— WHAT YOU ARE ASKED TO DO —
I'd like every line from the material below that has "this" in it.

══ INPUT RECORDS ══

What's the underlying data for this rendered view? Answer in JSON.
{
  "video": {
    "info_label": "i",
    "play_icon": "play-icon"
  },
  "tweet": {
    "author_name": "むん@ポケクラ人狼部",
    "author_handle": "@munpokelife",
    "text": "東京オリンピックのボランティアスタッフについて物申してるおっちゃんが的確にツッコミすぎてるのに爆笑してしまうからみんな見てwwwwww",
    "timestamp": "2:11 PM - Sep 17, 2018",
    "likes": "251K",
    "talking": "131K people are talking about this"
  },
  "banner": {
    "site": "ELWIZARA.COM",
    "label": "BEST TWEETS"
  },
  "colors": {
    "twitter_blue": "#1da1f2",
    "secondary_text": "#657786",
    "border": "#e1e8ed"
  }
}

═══

— EXPECTED ANSWER —
What's the underlying data for this rendered view? Answer in JSON.
    "talking": "131K people are talking about this"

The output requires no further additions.